Extracted material:
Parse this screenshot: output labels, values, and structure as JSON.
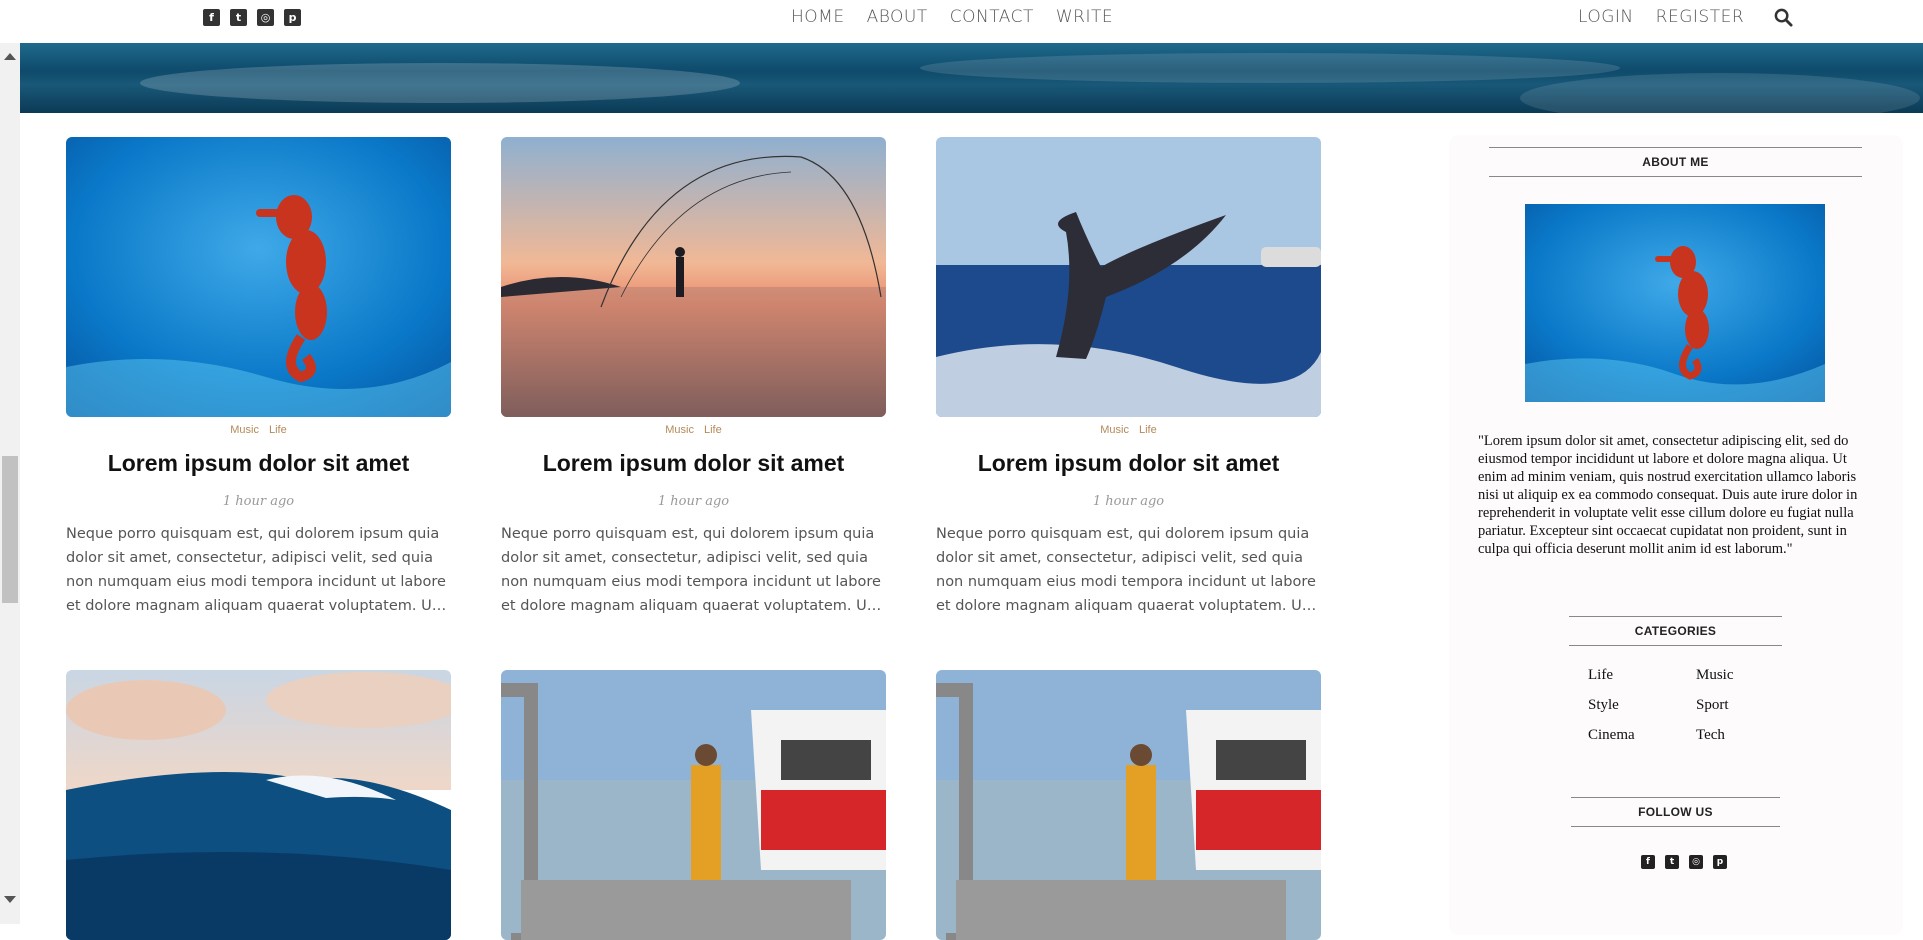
{
  "social": [
    {
      "icon": "facebook-icon",
      "glyph": "f"
    },
    {
      "icon": "twitter-icon",
      "glyph": "t"
    },
    {
      "icon": "instagram-icon",
      "glyph": "◎"
    },
    {
      "icon": "pinterest-icon",
      "glyph": "p"
    }
  ],
  "nav": {
    "links": [
      "HOME",
      "ABOUT",
      "CONTACT",
      "WRITE"
    ],
    "login": "LOGIN",
    "register": "REGISTER"
  },
  "colors": {
    "category": "#b38a58",
    "accent_dark": "#222222"
  },
  "posts": [
    {
      "image": "seahorse",
      "categories": [
        "Music",
        "Life"
      ],
      "title": "Lorem ipsum dolor sit amet",
      "date": "1 hour ago",
      "desc": "Neque porro quisquam est, qui dolorem ipsum quia dolor sit amet, consectetur, adipisci velit, sed quia non numquam eius modi tempora incidunt ut labore et dolore magnam aliquam quaerat voluptatem. Ut enim ad minima veniam"
    },
    {
      "image": "fisherman-sunset",
      "categories": [
        "Music",
        "Life"
      ],
      "title": "Lorem ipsum dolor sit amet",
      "date": "1 hour ago",
      "desc": "Neque porro quisquam est, qui dolorem ipsum quia dolor sit amet, consectetur, adipisci velit, sed quia non numquam eius modi tempora incidunt ut labore et dolore magnam aliquam quaerat voluptatem. Ut enim ad minima veniam"
    },
    {
      "image": "whale-tail",
      "categories": [
        "Music",
        "Life"
      ],
      "title": "Lorem ipsum dolor sit amet",
      "date": "1 hour ago",
      "desc": "Neque porro quisquam est, qui dolorem ipsum quia dolor sit amet, consectetur, adipisci velit, sed quia non numquam eius modi tempora incidunt ut labore et dolore magnam aliquam quaerat voluptatem. Ut enim ad minima veniam"
    },
    {
      "image": "ocean-wave"
    },
    {
      "image": "fishing-boat"
    },
    {
      "image": "fishing-boat"
    }
  ],
  "sidebar": {
    "about_title": "ABOUT ME",
    "about_text": "\"Lorem ipsum dolor sit amet, consectetur adipiscing elit, sed do eiusmod tempor incididunt ut labore et dolore magna aliqua. Ut enim ad minim veniam, quis nostrud exercitation ullamco laboris nisi ut aliquip ex ea commodo consequat. Duis aute irure dolor in reprehenderit in voluptate velit esse cillum dolore eu fugiat nulla pariatur. Excepteur sint occaecat cupidatat non proident, sunt in culpa qui officia deserunt mollit anim id est laborum.\"",
    "categories_title": "CATEGORIES",
    "categories": [
      "Life",
      "Music",
      "Style",
      "Sport",
      "Cinema",
      "Tech"
    ],
    "follow_title": "FOLLOW US"
  }
}
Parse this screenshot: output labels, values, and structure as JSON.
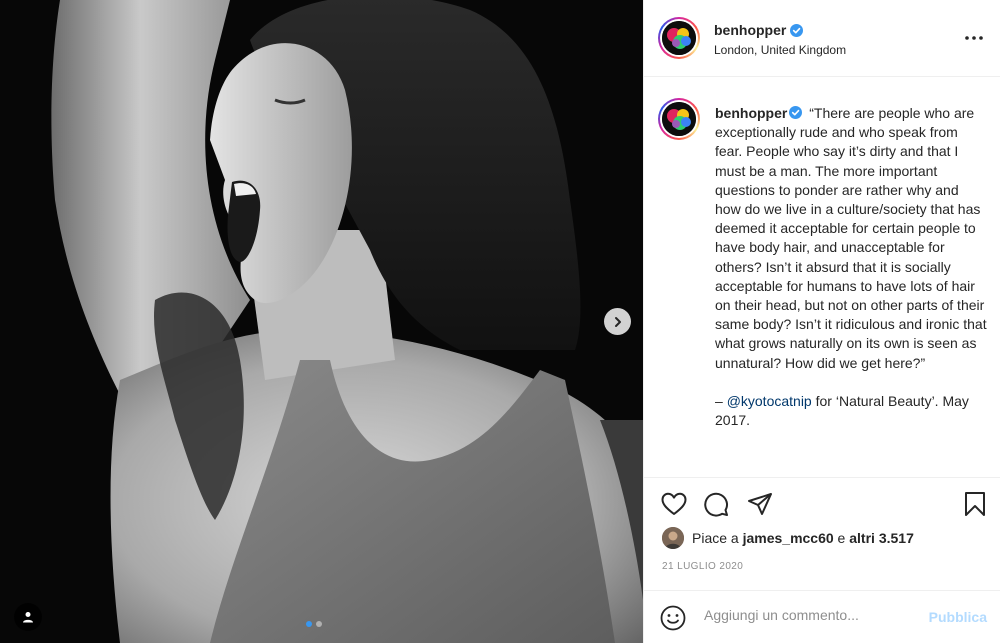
{
  "post": {
    "username": "benhopper",
    "location": "London, United Kingdom",
    "caption": {
      "username": "benhopper",
      "text": "“There are people who are exceptionally rude and who speak from fear. People who say it’s dirty and that I must be a man. The more important questions to ponder are rather why and how do we live in a culture/society that has deemed it acceptable for certain people to have body hair, and unacceptable for others? Isn’t it absurd that it is socially acceptable for humans to have lots of hair on their head, but not on other parts of their same body? Isn’t it ridiculous and ironic that what grows naturally on its own is seen as unnatural? How did we get here?”",
      "credit_dash": "– ",
      "mention": "@kyotocatnip",
      "credit_rest": " for ‘Natural Beauty’. May 2017."
    },
    "likes": {
      "prefix": "Piace a ",
      "user": "james_mcc60",
      "middle": " e ",
      "others": "altri 3.517"
    },
    "date": "21 LUGLIO 2020",
    "comment": {
      "placeholder": "Aggiungi un commento...",
      "publish_label": "Pubblica"
    },
    "carousel": {
      "total": 2,
      "current": 1
    }
  },
  "icons": {
    "verified": "verified-badge-icon",
    "more": "more-options-icon",
    "like": "heart-icon",
    "comment": "comment-bubble-icon",
    "share": "paper-plane-icon",
    "save": "bookmark-icon",
    "emoji": "emoji-smile-icon",
    "next": "chevron-right-icon",
    "tag": "user-tag-icon"
  },
  "colors": {
    "verified": "#3897f0",
    "mention": "#00376b",
    "publish_disabled": "#b3dbff",
    "muted": "#8e8e8e"
  }
}
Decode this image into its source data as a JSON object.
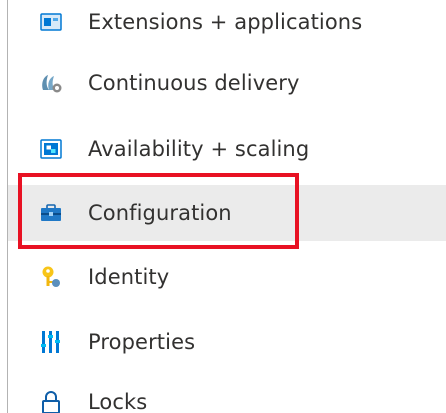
{
  "menu": {
    "items": [
      {
        "label": "Extensions + applications",
        "icon": "extensions-icon"
      },
      {
        "label": "Continuous delivery",
        "icon": "continuous-delivery-icon"
      },
      {
        "label": "Availability + scaling",
        "icon": "availability-scaling-icon"
      },
      {
        "label": "Configuration",
        "icon": "configuration-toolbox-icon",
        "selected": true
      },
      {
        "label": "Identity",
        "icon": "identity-key-icon"
      },
      {
        "label": "Properties",
        "icon": "properties-icon"
      },
      {
        "label": "Locks",
        "icon": "lock-icon"
      }
    ]
  },
  "colors": {
    "highlight": "#e81123",
    "selected_background": "#ebebeb",
    "text": "#323130",
    "accent_blue": "#0078d4"
  }
}
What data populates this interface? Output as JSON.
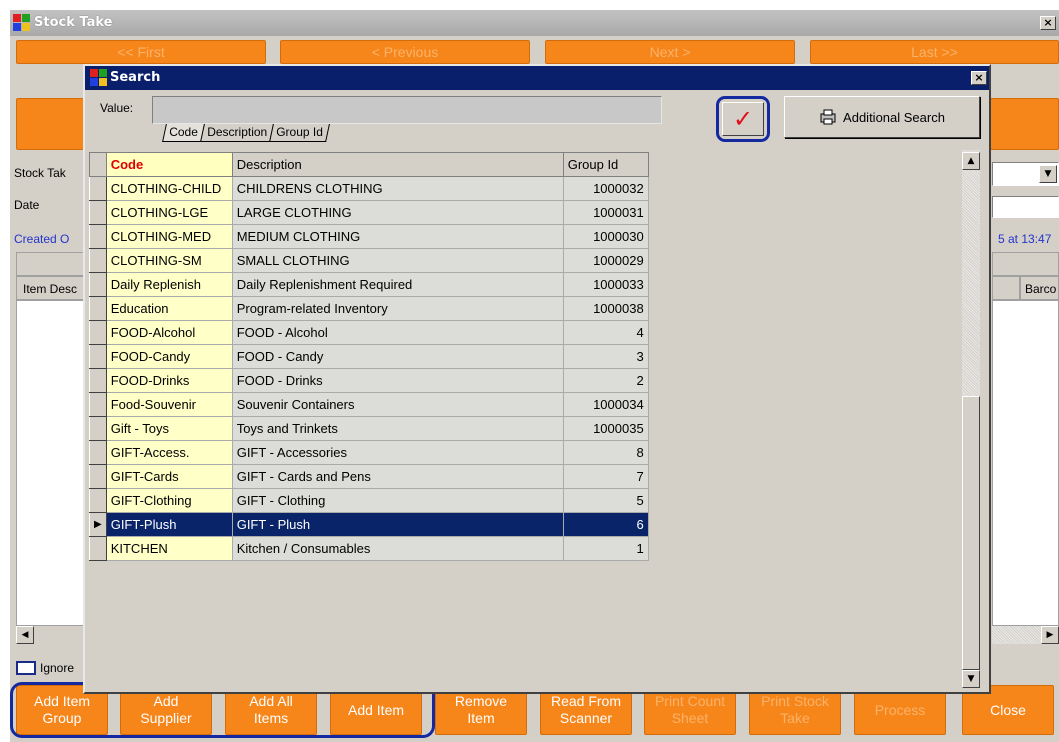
{
  "main": {
    "title": "Stock Take",
    "close_glyph": "×",
    "nav": {
      "first": "<< First",
      "previous": "< Previous",
      "next": "Next >",
      "last": "Last >>"
    },
    "labels": {
      "stock_take": "Stock Tak",
      "date": "Date",
      "created": "Created O",
      "created_right": "5 at 13:47",
      "item_desc": "Item Desc",
      "barcode": "Barco",
      "ignore": "Ignore"
    },
    "bottom_buttons": [
      {
        "l1": "Add Item",
        "l2": "Group"
      },
      {
        "l1": "Add",
        "l2": "Supplier"
      },
      {
        "l1": "Add All",
        "l2": "Items"
      },
      {
        "l1": "Add Item",
        "l2": ""
      },
      {
        "l1": "Remove",
        "l2": "Item"
      },
      {
        "l1": "Read From",
        "l2": "Scanner"
      },
      {
        "l1": "Print Count",
        "l2": "Sheet"
      },
      {
        "l1": "Print Stock",
        "l2": "Take"
      },
      {
        "l1": "Process",
        "l2": ""
      },
      {
        "l1": "Close",
        "l2": ""
      }
    ]
  },
  "dialog": {
    "title": "Search",
    "close_glyph": "×",
    "value_label": "Value:",
    "value": "",
    "tabs": [
      "Code",
      "Description",
      "Group Id"
    ],
    "ok_glyph": "✓",
    "additional_search": "Additional Search",
    "columns": {
      "code": "Code",
      "description": "Description",
      "group_id": "Group Id"
    },
    "rows": [
      {
        "code": "CLOTHING-CHILD",
        "description": "CHILDRENS CLOTHING",
        "group_id": "1000032"
      },
      {
        "code": "CLOTHING-LGE",
        "description": "LARGE CLOTHING",
        "group_id": "1000031"
      },
      {
        "code": "CLOTHING-MED",
        "description": "MEDIUM CLOTHING",
        "group_id": "1000030"
      },
      {
        "code": "CLOTHING-SM",
        "description": "SMALL CLOTHING",
        "group_id": "1000029"
      },
      {
        "code": "Daily Replenish",
        "description": "Daily Replenishment Required",
        "group_id": "1000033"
      },
      {
        "code": "Education",
        "description": "Program-related Inventory",
        "group_id": "1000038"
      },
      {
        "code": "FOOD-Alcohol",
        "description": "FOOD - Alcohol",
        "group_id": "4"
      },
      {
        "code": "FOOD-Candy",
        "description": "FOOD - Candy",
        "group_id": "3"
      },
      {
        "code": "FOOD-Drinks",
        "description": "FOOD - Drinks",
        "group_id": "2"
      },
      {
        "code": "Food-Souvenir",
        "description": "Souvenir Containers",
        "group_id": "1000034"
      },
      {
        "code": "Gift - Toys",
        "description": "Toys and Trinkets",
        "group_id": "1000035"
      },
      {
        "code": "GIFT-Access.",
        "description": "GIFT - Accessories",
        "group_id": "8"
      },
      {
        "code": "GIFT-Cards",
        "description": "GIFT - Cards and Pens",
        "group_id": "7"
      },
      {
        "code": "GIFT-Clothing",
        "description": "GIFT - Clothing",
        "group_id": "5"
      },
      {
        "code": "GIFT-Plush",
        "description": "GIFT - Plush",
        "group_id": "6",
        "selected": true
      },
      {
        "code": "KITCHEN",
        "description": "Kitchen / Consumables",
        "group_id": "1"
      }
    ],
    "row_indicator": "▶"
  },
  "colors": {
    "accent_orange": "#f7861a",
    "dialog_title": "#0a1f6b",
    "selection": "#0a246a",
    "highlight_outline": "#1428a0",
    "check_red": "#e0101a"
  }
}
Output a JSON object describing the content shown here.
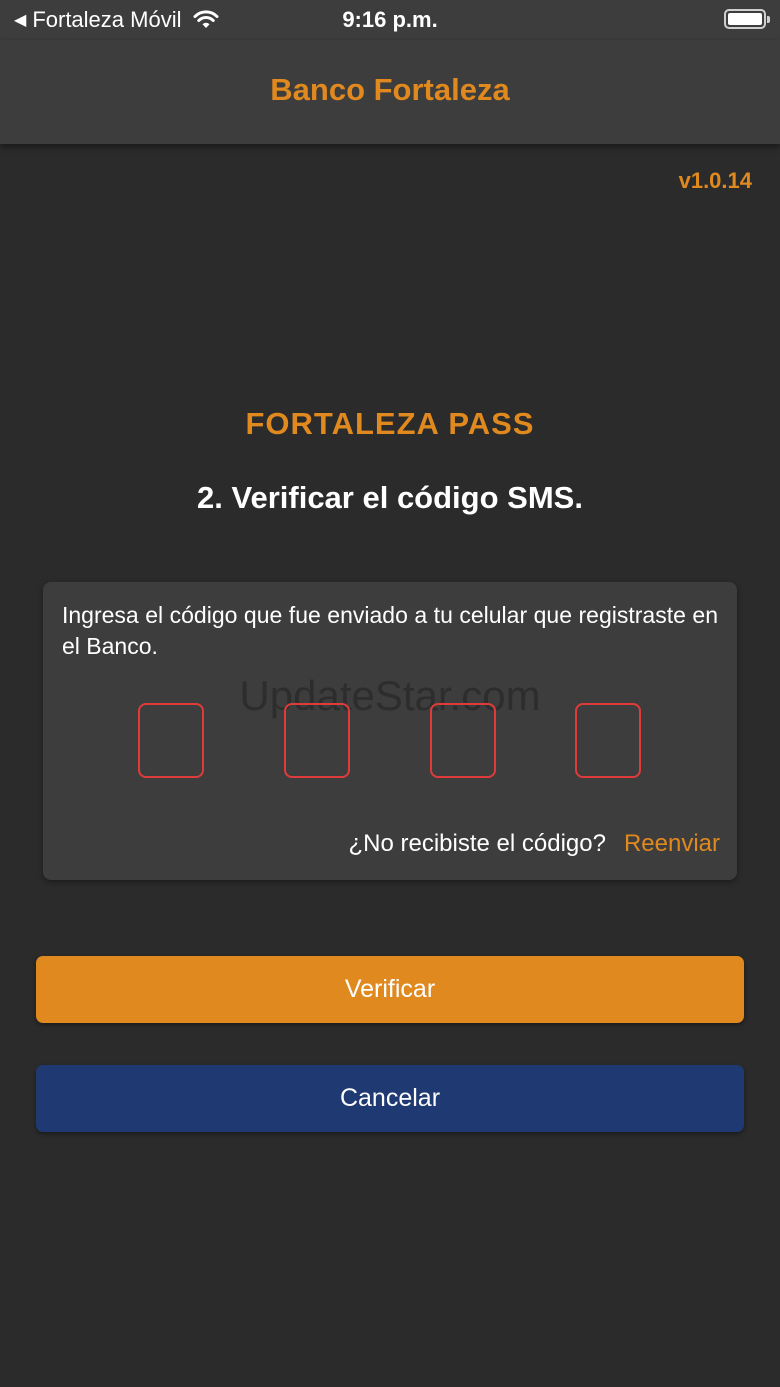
{
  "status_bar": {
    "carrier": "Fortaleza Móvil",
    "time": "9:16 p.m."
  },
  "header": {
    "title": "Banco Fortaleza"
  },
  "version": "v1.0.14",
  "main": {
    "brand": "FORTALEZA PASS",
    "step_title": "2. Verificar el código SMS.",
    "instruction": "Ingresa el código que fue enviado a tu celular que registraste en el Banco.",
    "watermark": "UpdateStar.com",
    "code_digits": [
      "",
      "",
      "",
      ""
    ],
    "resend_question": "¿No recibiste el código?",
    "resend_link": "Reenviar"
  },
  "buttons": {
    "verify": "Verificar",
    "cancel": "Cancelar"
  },
  "colors": {
    "accent": "#e0891f",
    "cancel": "#1f3a72",
    "code_border": "#e03b3b",
    "background": "#2b2b2b",
    "surface": "#3d3d3d"
  }
}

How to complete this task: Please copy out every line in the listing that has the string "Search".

Result of this exercise:
    "title": "Search",
    "additional_search": "Additional Search",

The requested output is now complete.